Kundan Lal Saigal and Jim Reeves
A SPIRITUALLY INCLINED FRIEND WHO had an excellent music system installed in his NGO office created a WhatsApp ground called’Jim Reeves Club‘ and added all his friends to the group, whether they had any interest in music or not.
I had none. Never heard of Jim Reeves.
I was about to write to him that I had not heard of him and am not apologetic about it, just as most JRC members ecstatic about him may not be about not be knowing K. L. Saigal, C.H. Atma, Pankaj Mullick, Mukesh, Jagmohan or Talat Mahmood (to name only those of the past) who sang soulful Hindi songs that move me. Many others are equally talented.
There was nothing wrong about the interest in and admiration for Reeves, a famous Texan singer killed in an air crash at the young age of 40 near Nashville, Tennessee. What I was concerned about was those Indians who think they are ‘modern’ or ‘educated’ only if they knew Western pop singers and not the ‘backward’, old-fashioned ‘desi’ Indian singers.
Some . and I do NOT mean JRC members – go ga ga over Elvis Presley, Michael Jackson, Whitney Houston, Mariah Carey, Lady Gaga, Beyonce Knowles, Beetles or Frank Sinatra (a few whose names I remember) just because they are Western and it is fashionable to imitate the West. Mention any Indian classical singer and they would not even have heard of him – like uncouth ‘desi’ me being ignorant Reeves.

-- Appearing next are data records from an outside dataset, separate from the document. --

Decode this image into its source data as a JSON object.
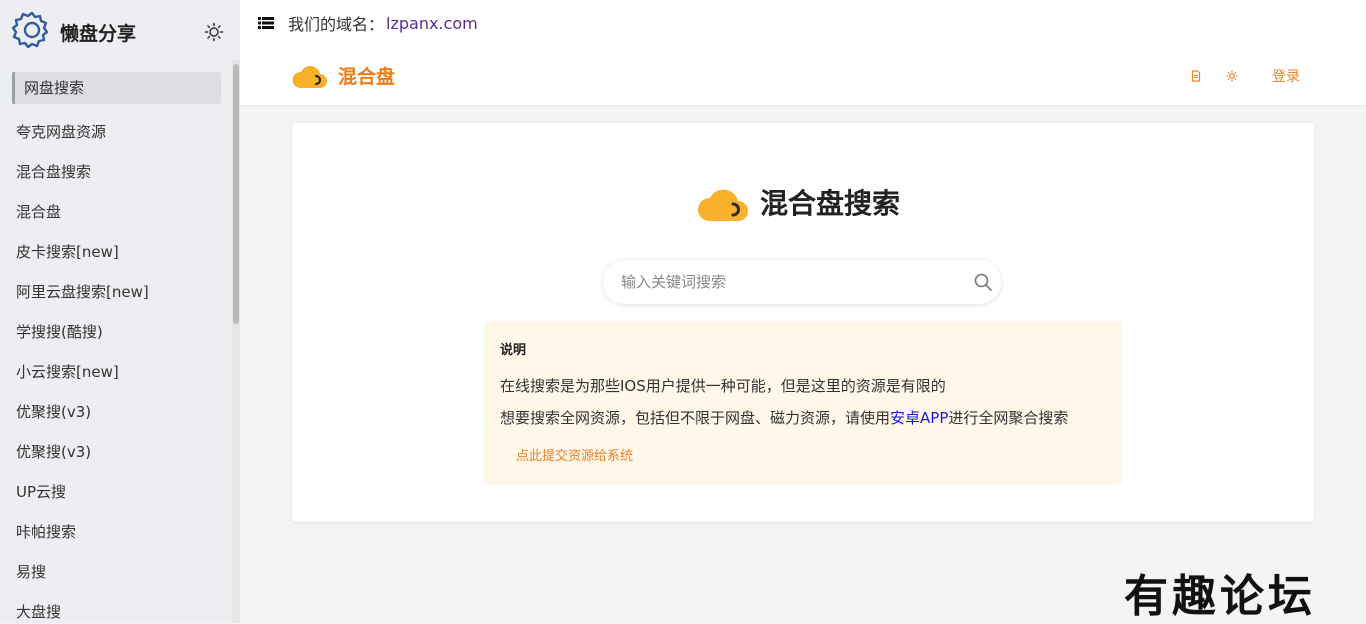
{
  "sidebar": {
    "brand_title": "懒盘分享",
    "items": [
      {
        "label": "网盘搜索",
        "active": true
      },
      {
        "label": "夸克网盘资源"
      },
      {
        "label": "混合盘搜索"
      },
      {
        "label": "混合盘"
      },
      {
        "label": "皮卡搜索[new]"
      },
      {
        "label": "阿里云盘搜索[new]"
      },
      {
        "label": "学搜搜(酷搜)"
      },
      {
        "label": "小云搜索[new]"
      },
      {
        "label": "优聚搜(v3)"
      },
      {
        "label": "优聚搜(v3)"
      },
      {
        "label": "UP云搜"
      },
      {
        "label": "咔帕搜索"
      },
      {
        "label": "易搜"
      },
      {
        "label": "大盘搜"
      }
    ]
  },
  "topbar": {
    "domain_prefix": "我们的域名：",
    "domain": "lzpanx.com",
    "logo_text": "混合盘",
    "login_label": "登录"
  },
  "main": {
    "title": "混合盘搜索",
    "search_placeholder": "输入关键词搜索",
    "notice_title": "说明",
    "notice_line1": "在线搜索是为那些IOS用户提供一种可能，但是这里的资源是有限的",
    "notice_line2_prefix": "想要搜索全网资源，包括但不限于网盘、磁力资源，请使用",
    "notice_app_link": "安卓APP",
    "notice_line2_suffix": "进行全网聚合搜索",
    "submit_link": "点此提交资源给系统"
  },
  "watermark": "有趣论坛",
  "colors": {
    "accent": "#f07c16",
    "cloud": "#f9b02b",
    "link": "#1a1ad6"
  }
}
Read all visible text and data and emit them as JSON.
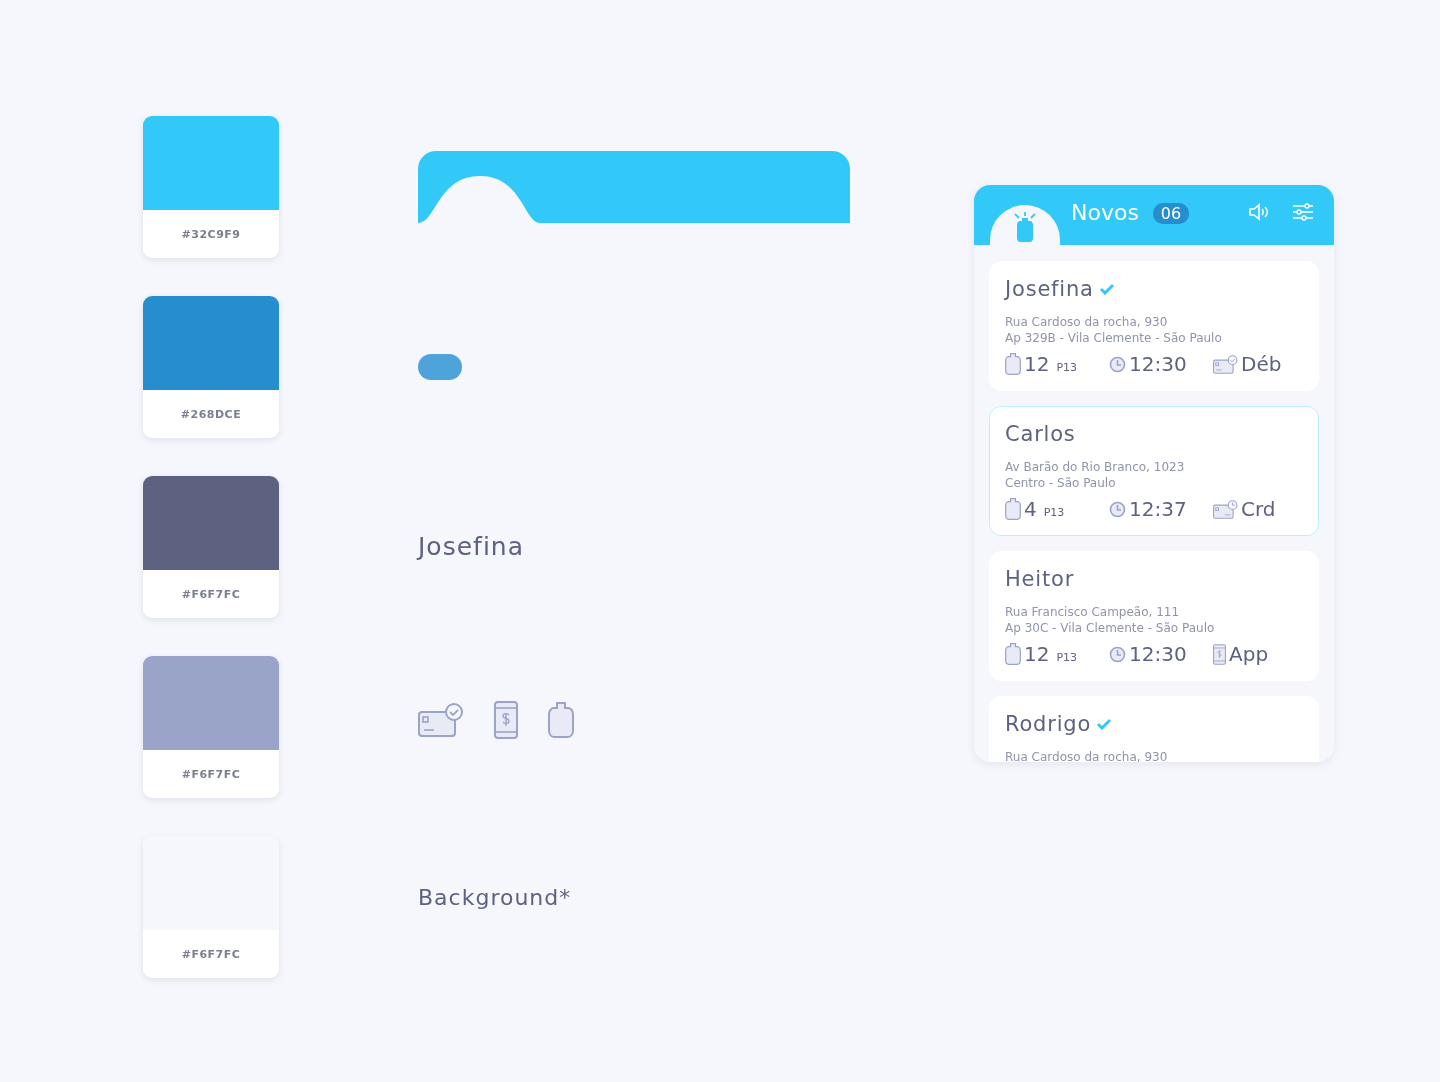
{
  "swatches": [
    {
      "color": "#32C9F9",
      "label": "#32C9F9"
    },
    {
      "color": "#268DCE",
      "label": "#268DCE"
    },
    {
      "color": "#5D6280",
      "label": "#F6F7FC"
    },
    {
      "color": "#9AA3C8",
      "label": "#F6F7FC"
    },
    {
      "color": "#F6F7FC",
      "label": "#F6F7FC"
    }
  ],
  "samples": {
    "name_text": "Josefina",
    "background_text": "Background*",
    "icons": [
      {
        "kind": "card-check"
      },
      {
        "kind": "phone-money"
      },
      {
        "kind": "gas"
      }
    ]
  },
  "panel": {
    "title": "Novos",
    "count": "06",
    "orders": [
      {
        "name": "Josefina",
        "verified": true,
        "selected": false,
        "address": [
          "Rua Cardoso da rocha, 930",
          "Ap 329B - Vila Clemente - São Paulo"
        ],
        "quantity": "12",
        "unit": "P13",
        "time": "12:30",
        "payment": {
          "kind": "card-check",
          "label": "Déb"
        }
      },
      {
        "name": "Carlos",
        "verified": false,
        "selected": true,
        "address": [
          "Av Barão do Rio Branco, 1023",
          "Centro - São Paulo"
        ],
        "quantity": "4",
        "unit": "P13",
        "time": "12:37",
        "payment": {
          "kind": "card-clock",
          "label": "Crd"
        }
      },
      {
        "name": "Heitor",
        "verified": false,
        "selected": false,
        "address": [
          "Rua Francisco Campeão, 111",
          "Ap 30C - Vila Clemente - São Paulo"
        ],
        "quantity": "12",
        "unit": "P13",
        "time": "12:30",
        "payment": {
          "kind": "phone-money",
          "label": "App"
        }
      },
      {
        "name": "Rodrigo",
        "verified": true,
        "selected": false,
        "address": [
          "Rua Cardoso da rocha, 930"
        ]
      }
    ]
  }
}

As I was thinking on these lines I played the video of a Reeves song sent online by a JRC member and my 8-year-old grand daughter came running and wanted to know the name of the song. She is interested in Western music, especially the lyrics. When in a school in Canada briefly and the teacher sang a song, she told her it was by Abba and knew the lines.
It was then it struck me that music has no nationality. Indian music need not be looked down upon because it is ‘desi’ or Western music considered great because it is English. Though much smaller in number than the Indians knowing Western music, there are many in Europe and the US who appreciate Indian music and even know the Ragas.
In a Delhi daily where I worked, we had a music critic who was also a classical vocalist, though not a very reputed one. He was invited for a performance tour of England and on return told me that he was surprised at the number of small groups of English persons attending his concerts, usually in basements and attended by a score of people or less. Most of them were Whites and could discuss the Ragas and their interpretation by him.
A cousin’s daughter, a Sitar player gave performances all over the US, where she was then staying, and in Europe. Her website has many American and European visitors who knew, and could discuss, the finer nuances of Indian classical music.
Such music elevates, takes you to another (and better) world, which the cacophony that goes by the name of popular music today cannot.
The lyrical depth of “Kiska Roke Ruka Hai Savera? Raat Jitni bhi Sangeen Hogi Subah Utni hi Rangeen Hogi” (Who can stop the dawn of the Sun? The darker the night, the more colourful the morning ) may be thrill my heart, but every language may be having lyrics of equal depth. No translation (except, perhaps, of Edward Fitzgerald’s version of ‘Rubaiyat‘ of Omar Khayyam) can bring out the original beauty.
‘Aey Khatib-e-Takdeer Kya Maine Kiya Hai, Kyon Mujhse Khafa Hai’ by K.L. Saigal, Mukhesh’s ‘Dil Jalta Hai to Jalne De‘ or ‘Dil-e-Nadaan Tujhe Huva Kya Hai‘ by Talat Mehmood may be among many songs that move me to tears. And ‘Distant Drums‘ by Jim Reeves can have the same effect on many.
Music is the language of emotion with no (cultural) borders.